Last Monday again, at the Lark Tavern with Mary Panza our host.
I read my re-write of a AAA listing, "The Spa" & the jazz/nature poem, "Respect." Josh McIntyre hung around after work to join us & read "The Radio" & "The Bar at the Heartbreak Hotel." Julie Lomoe gave us more information than we needed about the state of her armpits, then read her Blog about writing a poem about her morning glories (check it out).
Dan Stalter continued the 21st Century tech by reading from his Blackberry about an intense experience on a mattress, then an intro to a book he never wrote, "The Dreamer's Parasite." It was a thrill to see Carolee Sherwood here for her first time & to hear "Impossible to Tell the Years Apart" (on love), then the outrageous suburban housewife porn fantasy about the pizza delivery guy, rhyming on sex noises -- next time join in.

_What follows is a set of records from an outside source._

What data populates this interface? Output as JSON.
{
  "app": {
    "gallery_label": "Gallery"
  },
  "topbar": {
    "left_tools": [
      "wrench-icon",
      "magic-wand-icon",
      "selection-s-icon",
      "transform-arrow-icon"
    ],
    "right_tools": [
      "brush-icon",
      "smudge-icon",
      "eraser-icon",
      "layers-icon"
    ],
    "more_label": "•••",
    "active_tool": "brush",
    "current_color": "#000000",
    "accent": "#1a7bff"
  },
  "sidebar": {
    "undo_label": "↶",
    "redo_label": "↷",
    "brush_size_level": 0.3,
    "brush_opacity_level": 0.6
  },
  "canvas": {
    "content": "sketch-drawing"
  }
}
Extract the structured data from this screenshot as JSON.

I've been a fan of the poetry of Alifair Skebe since I first heard her perform in the old Jawbone series & I've included her in Poets in the Park series & the Third Thursday Poetry Night at the Social Justice Center. She was in different form tonight with recent poems of childhood, progressing more or less chronologically from age 3, "Dancing in the Rain," to using her mother's lipstick in the car ("Red"), getting hit by "The Swing," "The Goose Girl," religion & girlhood in "Bloody Mary," 2 poems about her Dad & fear & punning on "Bible Belt," falling out of trees & ballet ("How Not to be Seen"), ending with the cut-up of "Desire" (after Sol Le Witt). A wonderful poet I love hearing however rarely.
Rich Tomasulo was back again with "I Remember Myself Remembering" then a re-write of the Mass, "The Fat Cat's Toast." A new voice, announced simply as "Gardner" did a sexy piece on "The Waterbed," the closest thing to a love poem he has written, so he said -- sexy & fun. Speaking of which, Jill Wickham was also a first timer here, with funny, playful poems from being a Mom, "Mother as a Pirate or Dead Bells Tell No Tales" & "Death of a Pirate" which was not sad at all.

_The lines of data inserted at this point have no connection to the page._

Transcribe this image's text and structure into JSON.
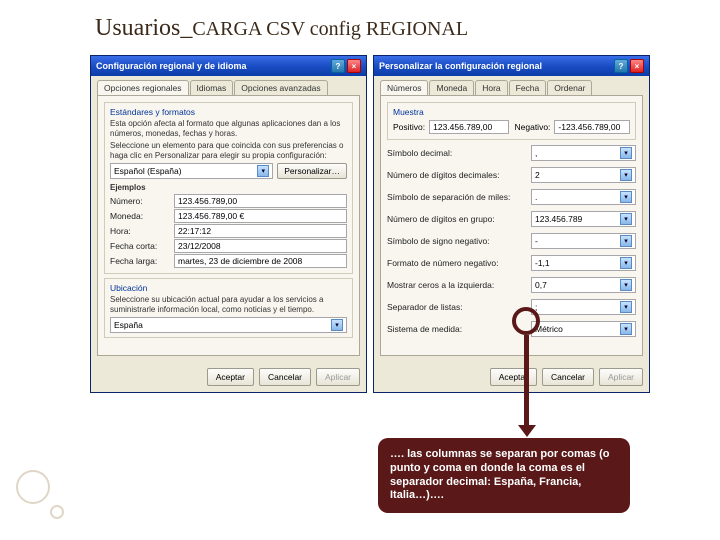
{
  "title": {
    "main": "Usuarios_",
    "sub": "CARGA CSV config REGIONAL"
  },
  "win1": {
    "title": "Configuración regional y de idioma",
    "tabs": [
      "Opciones regionales",
      "Idiomas",
      "Opciones avanzadas"
    ],
    "group1_title": "Estándares y formatos",
    "group1_note": "Esta opción afecta al formato que algunas aplicaciones dan a los números, monedas, fechas y horas.",
    "group1_note2": "Seleccione un elemento para que coincida con sus preferencias o haga clic en Personalizar para elegir su propia configuración:",
    "locale": "Español (España)",
    "btn_custom": "Personalizar…",
    "examples_title": "Ejemplos",
    "ex_num_label": "Número:",
    "ex_num": "123.456.789,00",
    "ex_cur_label": "Moneda:",
    "ex_cur": "123.456.789,00 €",
    "ex_time_label": "Hora:",
    "ex_time": "22:17:12",
    "ex_sdate_label": "Fecha corta:",
    "ex_sdate": "23/12/2008",
    "ex_ldate_label": "Fecha larga:",
    "ex_ldate": "martes, 23 de diciembre de 2008",
    "group2_title": "Ubicación",
    "group2_note": "Seleccione su ubicación actual para ayudar a los servicios a suministrarle información local, como noticias y el tiempo.",
    "country": "España"
  },
  "win2": {
    "title": "Personalizar la configuración regional",
    "tabs": [
      "Números",
      "Moneda",
      "Hora",
      "Fecha",
      "Ordenar"
    ],
    "sample_title": "Muestra",
    "pos_label": "Positivo:",
    "pos": "123.456.789,00",
    "neg_label": "Negativo:",
    "neg": "-123.456.789,00",
    "r1_label": "Símbolo decimal:",
    "r1_val": ",",
    "r2_label": "Número de dígitos decimales:",
    "r2_val": "2",
    "r3_label": "Símbolo de separación de miles:",
    "r3_val": ".",
    "r4_label": "Número de dígitos en grupo:",
    "r4_val": "123.456.789",
    "r5_label": "Símbolo de signo negativo:",
    "r5_val": "-",
    "r6_label": "Formato de número negativo:",
    "r6_val": "-1,1",
    "r7_label": "Mostrar ceros a la izquierda:",
    "r7_val": "0,7",
    "r8_label": "Separador de listas:",
    "r8_val": ";",
    "r9_label": "Sistema de medida:",
    "r9_val": "Métrico"
  },
  "buttons": {
    "ok": "Aceptar",
    "cancel": "Cancelar",
    "apply": "Aplicar"
  },
  "callout": "…. las columnas se separan por comas (o punto y coma en donde la coma es el separador decimal: España, Francia, Italia…)…."
}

Christy came over with Gardner (don't they have last names in Vermont?) & did a cover of a song from memory with nary a slip, accompanying herself with only one string on her guitar; it was quite a performance. Brian ended the night with what he described as an excerpt from a longer piece, this about a guy in a train station going home to a funeral discussing sunglasses. You never know what you are going to hear at an open mic.
Show up on the last Monday of any month at Tess' Lark Tavern on Madison Ave. in Albany around 7:30, have some dinner, catch some poetry, say hi to Nicole, our ever-so-pleasant-&-lovely waitress. Read a poem.